* Your assignment:
If a line in the data holds "toggle", copy that line out in full.

(Element data from apps and pages)
+++

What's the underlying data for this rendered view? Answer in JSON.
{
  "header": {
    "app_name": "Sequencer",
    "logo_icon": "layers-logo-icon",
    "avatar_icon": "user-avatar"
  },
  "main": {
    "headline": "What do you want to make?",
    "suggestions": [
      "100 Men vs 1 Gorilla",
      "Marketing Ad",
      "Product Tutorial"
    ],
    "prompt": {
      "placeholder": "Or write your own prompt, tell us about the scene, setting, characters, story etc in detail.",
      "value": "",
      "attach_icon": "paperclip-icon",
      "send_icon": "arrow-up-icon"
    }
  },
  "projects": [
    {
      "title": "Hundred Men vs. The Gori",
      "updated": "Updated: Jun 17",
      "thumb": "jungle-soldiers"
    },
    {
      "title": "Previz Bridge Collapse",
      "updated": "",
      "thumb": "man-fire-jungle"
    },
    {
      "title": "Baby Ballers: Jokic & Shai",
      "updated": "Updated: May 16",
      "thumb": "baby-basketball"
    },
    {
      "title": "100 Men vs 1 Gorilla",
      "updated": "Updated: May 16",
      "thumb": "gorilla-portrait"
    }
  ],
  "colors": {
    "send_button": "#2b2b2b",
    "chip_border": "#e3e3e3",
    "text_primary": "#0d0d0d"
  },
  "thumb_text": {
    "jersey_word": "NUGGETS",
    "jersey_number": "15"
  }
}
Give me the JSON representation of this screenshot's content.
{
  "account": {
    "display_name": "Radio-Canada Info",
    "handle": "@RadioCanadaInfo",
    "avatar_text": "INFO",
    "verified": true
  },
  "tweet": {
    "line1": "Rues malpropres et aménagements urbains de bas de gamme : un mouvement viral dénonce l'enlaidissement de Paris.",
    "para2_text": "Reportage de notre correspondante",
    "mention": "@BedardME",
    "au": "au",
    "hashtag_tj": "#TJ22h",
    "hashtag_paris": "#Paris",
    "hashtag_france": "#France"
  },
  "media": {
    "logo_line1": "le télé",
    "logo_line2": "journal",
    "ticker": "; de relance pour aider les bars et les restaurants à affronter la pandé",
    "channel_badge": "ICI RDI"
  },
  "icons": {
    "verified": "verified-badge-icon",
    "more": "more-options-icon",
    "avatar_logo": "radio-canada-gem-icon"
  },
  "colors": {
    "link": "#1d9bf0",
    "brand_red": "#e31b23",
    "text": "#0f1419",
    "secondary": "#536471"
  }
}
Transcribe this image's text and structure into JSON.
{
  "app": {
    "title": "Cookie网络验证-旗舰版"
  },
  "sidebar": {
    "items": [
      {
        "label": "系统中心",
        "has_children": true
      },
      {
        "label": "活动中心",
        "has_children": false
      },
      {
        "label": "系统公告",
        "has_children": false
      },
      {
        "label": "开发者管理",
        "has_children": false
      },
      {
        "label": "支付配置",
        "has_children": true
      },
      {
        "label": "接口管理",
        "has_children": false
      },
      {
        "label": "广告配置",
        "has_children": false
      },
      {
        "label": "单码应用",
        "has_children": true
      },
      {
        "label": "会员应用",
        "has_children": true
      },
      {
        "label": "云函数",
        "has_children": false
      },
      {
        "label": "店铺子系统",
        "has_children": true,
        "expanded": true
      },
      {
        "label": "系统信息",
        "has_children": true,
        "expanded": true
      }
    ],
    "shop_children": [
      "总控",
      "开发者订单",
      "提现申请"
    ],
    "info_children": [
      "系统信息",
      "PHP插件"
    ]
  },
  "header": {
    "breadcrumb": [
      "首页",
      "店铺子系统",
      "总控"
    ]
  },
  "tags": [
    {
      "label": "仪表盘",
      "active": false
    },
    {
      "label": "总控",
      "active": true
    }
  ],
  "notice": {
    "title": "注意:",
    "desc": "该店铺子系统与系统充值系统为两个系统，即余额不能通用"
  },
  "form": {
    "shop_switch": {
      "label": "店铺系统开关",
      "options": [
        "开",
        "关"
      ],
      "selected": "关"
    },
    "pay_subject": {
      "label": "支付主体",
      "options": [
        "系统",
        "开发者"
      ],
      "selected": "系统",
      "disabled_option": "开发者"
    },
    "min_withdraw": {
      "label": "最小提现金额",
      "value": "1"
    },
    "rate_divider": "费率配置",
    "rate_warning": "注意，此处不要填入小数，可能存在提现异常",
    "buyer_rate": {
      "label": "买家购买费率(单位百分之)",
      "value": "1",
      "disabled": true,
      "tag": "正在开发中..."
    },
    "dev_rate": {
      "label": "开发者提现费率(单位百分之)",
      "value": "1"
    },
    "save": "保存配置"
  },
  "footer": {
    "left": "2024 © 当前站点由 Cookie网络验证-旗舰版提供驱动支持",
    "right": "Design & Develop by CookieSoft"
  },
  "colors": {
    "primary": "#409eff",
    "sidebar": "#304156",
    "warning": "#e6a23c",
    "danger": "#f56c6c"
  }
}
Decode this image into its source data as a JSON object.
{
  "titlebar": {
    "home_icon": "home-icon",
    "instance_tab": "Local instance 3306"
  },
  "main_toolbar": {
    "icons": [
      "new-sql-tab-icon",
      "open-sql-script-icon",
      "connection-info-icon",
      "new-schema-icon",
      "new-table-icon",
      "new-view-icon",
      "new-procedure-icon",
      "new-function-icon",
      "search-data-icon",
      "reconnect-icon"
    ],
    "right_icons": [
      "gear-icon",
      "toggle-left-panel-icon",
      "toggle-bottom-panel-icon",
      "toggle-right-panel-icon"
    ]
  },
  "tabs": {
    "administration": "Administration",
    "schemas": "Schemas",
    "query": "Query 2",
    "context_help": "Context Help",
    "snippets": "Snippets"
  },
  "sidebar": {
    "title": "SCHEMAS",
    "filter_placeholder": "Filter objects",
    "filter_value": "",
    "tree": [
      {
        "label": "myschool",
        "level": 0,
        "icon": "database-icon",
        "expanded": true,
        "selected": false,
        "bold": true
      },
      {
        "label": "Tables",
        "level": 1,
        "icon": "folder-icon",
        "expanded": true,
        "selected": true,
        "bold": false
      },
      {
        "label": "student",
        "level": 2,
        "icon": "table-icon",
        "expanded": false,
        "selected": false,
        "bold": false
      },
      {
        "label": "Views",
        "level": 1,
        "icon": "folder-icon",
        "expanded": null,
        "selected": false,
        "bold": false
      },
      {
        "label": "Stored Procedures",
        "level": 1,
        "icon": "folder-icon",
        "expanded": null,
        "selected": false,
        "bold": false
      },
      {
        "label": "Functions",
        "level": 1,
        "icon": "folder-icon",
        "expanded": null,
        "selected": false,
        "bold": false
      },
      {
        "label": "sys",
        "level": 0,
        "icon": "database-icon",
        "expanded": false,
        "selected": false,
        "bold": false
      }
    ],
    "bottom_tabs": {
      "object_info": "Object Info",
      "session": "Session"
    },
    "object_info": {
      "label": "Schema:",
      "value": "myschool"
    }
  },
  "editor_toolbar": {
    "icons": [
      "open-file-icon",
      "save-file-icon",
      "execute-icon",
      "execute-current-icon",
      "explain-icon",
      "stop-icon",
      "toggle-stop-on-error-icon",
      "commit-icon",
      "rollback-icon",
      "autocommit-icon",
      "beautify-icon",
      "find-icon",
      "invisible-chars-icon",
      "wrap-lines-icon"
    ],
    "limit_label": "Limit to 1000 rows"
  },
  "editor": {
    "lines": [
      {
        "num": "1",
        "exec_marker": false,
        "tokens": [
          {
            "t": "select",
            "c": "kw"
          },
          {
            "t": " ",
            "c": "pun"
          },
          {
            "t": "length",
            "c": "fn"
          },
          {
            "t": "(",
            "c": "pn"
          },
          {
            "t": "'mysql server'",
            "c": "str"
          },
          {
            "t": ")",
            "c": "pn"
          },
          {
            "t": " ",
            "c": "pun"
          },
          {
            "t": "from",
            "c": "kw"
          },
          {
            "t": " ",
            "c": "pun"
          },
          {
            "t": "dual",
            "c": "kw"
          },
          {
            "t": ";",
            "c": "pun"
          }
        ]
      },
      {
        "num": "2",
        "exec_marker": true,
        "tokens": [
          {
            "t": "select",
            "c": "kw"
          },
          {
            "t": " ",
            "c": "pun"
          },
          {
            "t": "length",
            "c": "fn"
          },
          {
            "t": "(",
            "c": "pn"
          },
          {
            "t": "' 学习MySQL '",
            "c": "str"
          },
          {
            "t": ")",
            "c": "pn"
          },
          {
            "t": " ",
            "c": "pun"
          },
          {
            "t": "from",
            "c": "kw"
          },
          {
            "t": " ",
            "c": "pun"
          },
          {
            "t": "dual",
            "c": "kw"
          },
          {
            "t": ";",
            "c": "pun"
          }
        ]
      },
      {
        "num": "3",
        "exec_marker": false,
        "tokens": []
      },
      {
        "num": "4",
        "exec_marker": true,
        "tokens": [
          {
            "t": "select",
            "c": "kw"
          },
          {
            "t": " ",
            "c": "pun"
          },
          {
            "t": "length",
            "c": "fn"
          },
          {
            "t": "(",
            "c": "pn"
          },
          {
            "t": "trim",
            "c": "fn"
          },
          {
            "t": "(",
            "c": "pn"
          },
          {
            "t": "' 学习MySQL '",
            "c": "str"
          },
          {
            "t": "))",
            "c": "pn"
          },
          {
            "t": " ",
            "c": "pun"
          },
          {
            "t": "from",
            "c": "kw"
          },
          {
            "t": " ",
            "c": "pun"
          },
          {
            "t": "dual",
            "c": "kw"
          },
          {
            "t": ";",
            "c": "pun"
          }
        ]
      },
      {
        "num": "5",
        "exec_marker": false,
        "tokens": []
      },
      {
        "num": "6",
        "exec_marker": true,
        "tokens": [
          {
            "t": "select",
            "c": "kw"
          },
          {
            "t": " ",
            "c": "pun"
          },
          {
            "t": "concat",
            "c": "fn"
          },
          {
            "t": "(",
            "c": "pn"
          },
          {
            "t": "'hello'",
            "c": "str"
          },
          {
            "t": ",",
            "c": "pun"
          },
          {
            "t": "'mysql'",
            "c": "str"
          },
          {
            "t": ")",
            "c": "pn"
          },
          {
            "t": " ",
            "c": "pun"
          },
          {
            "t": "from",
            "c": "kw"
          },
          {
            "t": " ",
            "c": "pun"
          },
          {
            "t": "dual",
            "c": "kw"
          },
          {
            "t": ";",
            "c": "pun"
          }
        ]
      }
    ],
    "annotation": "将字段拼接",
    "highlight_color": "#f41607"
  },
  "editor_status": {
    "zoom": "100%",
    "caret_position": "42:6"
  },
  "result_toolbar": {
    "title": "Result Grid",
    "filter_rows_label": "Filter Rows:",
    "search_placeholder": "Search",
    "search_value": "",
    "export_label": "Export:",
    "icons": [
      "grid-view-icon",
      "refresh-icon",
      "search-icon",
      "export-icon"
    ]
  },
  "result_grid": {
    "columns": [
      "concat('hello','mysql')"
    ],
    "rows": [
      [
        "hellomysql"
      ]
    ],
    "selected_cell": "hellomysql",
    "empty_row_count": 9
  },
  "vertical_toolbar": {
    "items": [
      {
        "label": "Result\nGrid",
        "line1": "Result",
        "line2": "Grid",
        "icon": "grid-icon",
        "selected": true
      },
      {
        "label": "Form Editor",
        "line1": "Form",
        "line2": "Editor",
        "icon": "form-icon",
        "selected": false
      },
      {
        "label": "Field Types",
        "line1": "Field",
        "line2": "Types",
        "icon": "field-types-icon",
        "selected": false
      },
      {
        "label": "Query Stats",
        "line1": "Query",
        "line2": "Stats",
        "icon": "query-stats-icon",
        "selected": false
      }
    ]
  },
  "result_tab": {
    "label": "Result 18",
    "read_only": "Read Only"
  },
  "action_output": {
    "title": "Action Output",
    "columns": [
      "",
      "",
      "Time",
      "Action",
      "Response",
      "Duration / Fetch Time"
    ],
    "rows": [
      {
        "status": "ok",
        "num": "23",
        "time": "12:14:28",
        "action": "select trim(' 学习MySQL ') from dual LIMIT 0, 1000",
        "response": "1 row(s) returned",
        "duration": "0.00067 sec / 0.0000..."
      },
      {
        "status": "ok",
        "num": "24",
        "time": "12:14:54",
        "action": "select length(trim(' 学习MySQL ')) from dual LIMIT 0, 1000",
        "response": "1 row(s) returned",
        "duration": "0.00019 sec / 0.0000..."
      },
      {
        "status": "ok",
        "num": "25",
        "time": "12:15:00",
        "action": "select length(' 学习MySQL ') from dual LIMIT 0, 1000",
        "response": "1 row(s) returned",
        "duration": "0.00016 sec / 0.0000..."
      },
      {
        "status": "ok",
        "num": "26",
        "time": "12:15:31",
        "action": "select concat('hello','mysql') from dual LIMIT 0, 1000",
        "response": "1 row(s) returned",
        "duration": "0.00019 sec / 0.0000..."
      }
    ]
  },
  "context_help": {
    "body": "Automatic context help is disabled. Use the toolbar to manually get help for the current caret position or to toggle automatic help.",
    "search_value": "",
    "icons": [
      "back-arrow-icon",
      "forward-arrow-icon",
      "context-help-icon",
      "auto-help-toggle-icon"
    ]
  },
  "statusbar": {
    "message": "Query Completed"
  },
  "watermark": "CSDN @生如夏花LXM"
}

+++

* Answer space:
      "toggle-left-panel-icon",
      "toggle-bottom-panel-icon",
      "toggle-right-panel-icon"
      "toggle-stop-on-error-icon",
    "body": "Automatic context help is disabled. Use the toolbar to manually get help for the current caret position or to toggle automatic help.",
      "auto-help-toggle-icon"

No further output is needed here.